◆ Instructions to follow ◆
The entries are to be reproduced verbatim, with all pictures omitted.

◆ ◆ ◆ ◆ ◆ ◆ ◆

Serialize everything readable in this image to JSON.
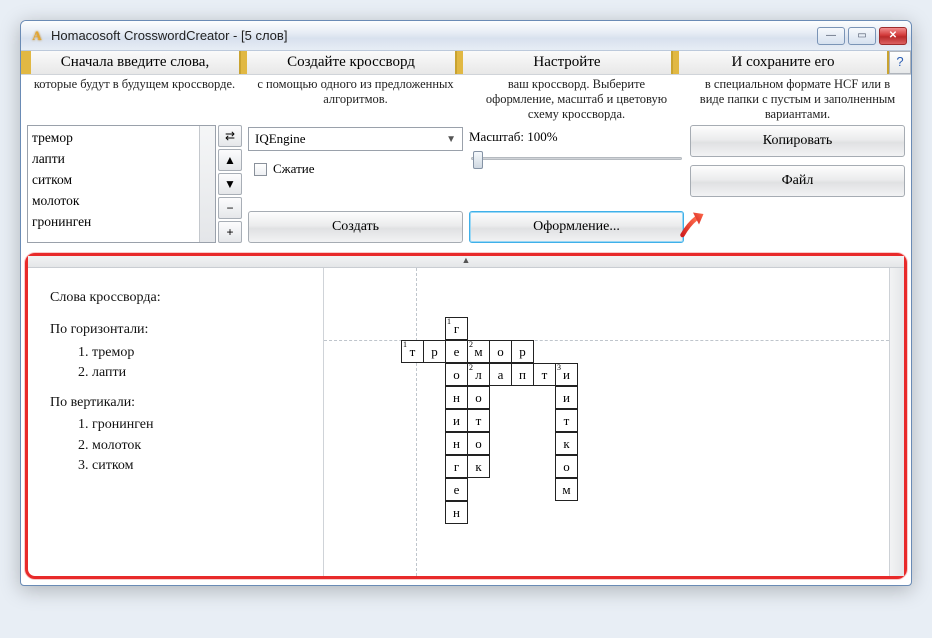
{
  "title": "Homacosoft CrosswordCreator - [5 слов]",
  "app_icon_glyph": "A",
  "steps": {
    "s1": {
      "header": "Сначала введите слова,",
      "desc": "которые будут в будущем кроссворде."
    },
    "s2": {
      "header": "Создайте кроссворд",
      "desc": "с помощью одного из предложенных алгоритмов."
    },
    "s3": {
      "header": "Настройте",
      "desc": "ваш кроссворд. Выберите оформление, масштаб и цветовую схему кроссворда."
    },
    "s4": {
      "header": "И сохраните его",
      "desc": "в специальном формате HCF или в виде папки с пустым и заполненным вариантами."
    }
  },
  "help_label": "?",
  "words": {
    "w1": "тремор",
    "w2": "лапти",
    "w3": "ситком",
    "w4": "молоток",
    "w5": "гронинген"
  },
  "tools": {
    "swap": "⇄",
    "up": "▲",
    "down": "▼",
    "minus": "−",
    "plus": "+"
  },
  "engine": {
    "selected": "IQEngine"
  },
  "compress_label": "Сжатие",
  "create_btn": "Создать",
  "zoom_label": "Масштаб: 100%",
  "design_btn": "Оформление...",
  "copy_btn": "Копировать",
  "file_btn": "Файл",
  "clues": {
    "title": "Слова кроссворда:",
    "across_title": "По горизонтали:",
    "down_title": "По вертикали:",
    "across1": "1. тремор",
    "across2": "2. лапти",
    "down1": "1. гронинген",
    "down2": "2. молоток",
    "down3": "3. ситком"
  },
  "grid": {
    "r0": {
      "c2": "г",
      "n2": "1"
    },
    "r1": {
      "c0": "т",
      "n0": "1",
      "c1": "р",
      "c2": "е",
      "c3": "м",
      "n3": "2",
      "c4": "о",
      "c5": "р"
    },
    "r2": {
      "c2": "о",
      "c3": "л",
      "n3": "2",
      "c4": "а",
      "c5": "п",
      "c6": "т",
      "c7": "и",
      "n7": "3"
    },
    "r3": {
      "c2": "н",
      "c3": "о",
      "c7": "и"
    },
    "r4": {
      "c2": "и",
      "c3": "т",
      "c7": "т"
    },
    "r5": {
      "c2": "н",
      "c3": "о",
      "c7": "к"
    },
    "r6": {
      "c2": "г",
      "c3": "к",
      "c7": "о"
    },
    "r7": {
      "c2": "е",
      "c7": "м"
    },
    "r8": {
      "c2": "н"
    }
  }
}
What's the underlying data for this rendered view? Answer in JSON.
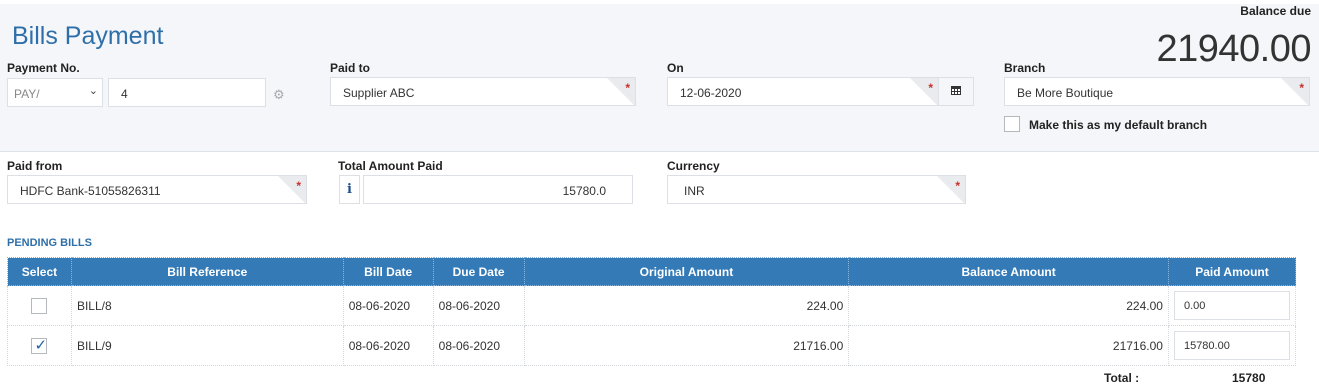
{
  "header": {
    "title": "Bills Payment",
    "balance_due_label": "Balance due",
    "balance_due_value": "21940.00"
  },
  "form": {
    "payment_no": {
      "label": "Payment No.",
      "prefix": "PAY/",
      "number": "4"
    },
    "paid_to": {
      "label": "Paid to",
      "value": "Supplier ABC"
    },
    "on": {
      "label": "On",
      "value": "12-06-2020"
    },
    "branch": {
      "label": "Branch",
      "value": "Be More Boutique",
      "default_checkbox_label": "Make this as my default branch"
    },
    "paid_from": {
      "label": "Paid from",
      "value": "HDFC Bank-51055826311"
    },
    "total_amount_paid": {
      "label": "Total Amount Paid",
      "value": "15780.0",
      "info_icon": "i"
    },
    "currency": {
      "label": "Currency",
      "value": "INR"
    },
    "required_mark": "*"
  },
  "pending_bills": {
    "title": "PENDING BILLS",
    "columns": [
      "Select",
      "Bill Reference",
      "Bill Date",
      "Due Date",
      "Original Amount",
      "Balance Amount",
      "Paid Amount"
    ],
    "rows": [
      {
        "checked": false,
        "reference": "BILL/8",
        "bill_date": "08-06-2020",
        "due_date": "08-06-2020",
        "original": "224.00",
        "balance": "224.00",
        "paid": "0.00"
      },
      {
        "checked": true,
        "reference": "BILL/9",
        "bill_date": "08-06-2020",
        "due_date": "08-06-2020",
        "original": "21716.00",
        "balance": "21716.00",
        "paid": "15780.00"
      }
    ],
    "total_label": "Total :",
    "total_value": "15780"
  },
  "icons": {
    "gear": "gear-icon",
    "calendar": "calendar-icon",
    "info": "info-icon",
    "chevron": "chevron-down-icon",
    "check": "checkmark-icon"
  },
  "colors": {
    "accent": "#2f6fa9",
    "table_header": "#337ab7",
    "required": "#c9302c"
  }
}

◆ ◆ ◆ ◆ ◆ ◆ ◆

◆ Finished task ◆
Serialize everything readable in this image to JSON.
{
  "title": "Homacosoft CrosswordCreator - [5 слов]",
  "app_icon_glyph": "A",
  "steps": {
    "s1": {
      "header": "Сначала введите слова,",
      "desc": "которые будут в будущем кроссворде."
    },
    "s2": {
      "header": "Создайте кроссворд",
      "desc": "с помощью одного из предложенных алгоритмов."
    },
    "s3": {
      "header": "Настройте",
      "desc": "ваш кроссворд. Выберите оформление, масштаб и цветовую схему кроссворда."
    },
    "s4": {
      "header": "И сохраните его",
      "desc": "в специальном формате HCF или в виде папки с пустым и заполненным вариантами."
    }
  },
  "help_label": "?",
  "words": {
    "w1": "тремор",
    "w2": "лапти",
    "w3": "ситком",
    "w4": "молоток",
    "w5": "гронинген"
  },
  "tools": {
    "swap": "⇄",
    "up": "▲",
    "down": "▼",
    "minus": "−",
    "plus": "+"
  },
  "engine": {
    "selected": "IQEngine"
  },
  "compress_label": "Сжатие",
  "create_btn": "Создать",
  "zoom_label": "Масштаб: 100%",
  "design_btn": "Оформление...",
  "copy_btn": "Копировать",
  "file_btn": "Файл",
  "clues": {
    "title": "Слова кроссворда:",
    "across_title": "По горизонтали:",
    "down_title": "По вертикали:",
    "across1": "1. тремор",
    "across2": "2. лапти",
    "down1": "1. гронинген",
    "down2": "2. молоток",
    "down3": "3. ситком"
  },
  "grid": {
    "r0": {
      "c2": "г",
      "n2": "1"
    },
    "r1": {
      "c0": "т",
      "n0": "1",
      "c1": "р",
      "c2": "е",
      "c3": "м",
      "n3": "2",
      "c4": "о",
      "c5": "р"
    },
    "r2": {
      "c2": "о",
      "c3": "л",
      "n3": "2",
      "c4": "а",
      "c5": "п",
      "c6": "т",
      "c7": "и",
      "n7": "3"
    },
    "r3": {
      "c2": "н",
      "c3": "о",
      "c7": "и"
    },
    "r4": {
      "c2": "и",
      "c3": "т",
      "c7": "т"
    },
    "r5": {
      "c2": "н",
      "c3": "о",
      "c7": "к"
    },
    "r6": {
      "c2": "г",
      "c3": "к",
      "c7": "о"
    },
    "r7": {
      "c2": "е",
      "c7": "м"
    },
    "r8": {
      "c2": "н"
    }
  }
}
What's the underlying data for this rendered view? Answer in JSON.
{
  "header": {
    "title": "Bills Payment",
    "balance_due_label": "Balance due",
    "balance_due_value": "21940.00"
  },
  "form": {
    "payment_no": {
      "label": "Payment No.",
      "prefix": "PAY/",
      "number": "4"
    },
    "paid_to": {
      "label": "Paid to",
      "value": "Supplier ABC"
    },
    "on": {
      "label": "On",
      "value": "12-06-2020"
    },
    "branch": {
      "label": "Branch",
      "value": "Be More Boutique",
      "default_checkbox_label": "Make this as my default branch"
    },
    "paid_from": {
      "label": "Paid from",
      "value": "HDFC Bank-51055826311"
    },
    "total_amount_paid": {
      "label": "Total Amount Paid",
      "value": "15780.0",
      "info_icon": "i"
    },
    "currency": {
      "label": "Currency",
      "value": "INR"
    },
    "required_mark": "*"
  },
  "pending_bills": {
    "title": "PENDING BILLS",
    "columns": [
      "Select",
      "Bill Reference",
      "Bill Date",
      "Due Date",
      "Original Amount",
      "Balance Amount",
      "Paid Amount"
    ],
    "rows": [
      {
        "checked": false,
        "reference": "BILL/8",
        "bill_date": "08-06-2020",
        "due_date": "08-06-2020",
        "original": "224.00",
        "balance": "224.00",
        "paid": "0.00"
      },
      {
        "checked": true,
        "reference": "BILL/9",
        "bill_date": "08-06-2020",
        "due_date": "08-06-2020",
        "original": "21716.00",
        "balance": "21716.00",
        "paid": "15780.00"
      }
    ],
    "total_label": "Total :",
    "total_value": "15780"
  },
  "icons": {
    "gear": "gear-icon",
    "calendar": "calendar-icon",
    "info": "info-icon",
    "chevron": "chevron-down-icon",
    "check": "checkmark-icon"
  },
  "colors": {
    "accent": "#2f6fa9",
    "table_header": "#337ab7",
    "required": "#c9302c"
  }
}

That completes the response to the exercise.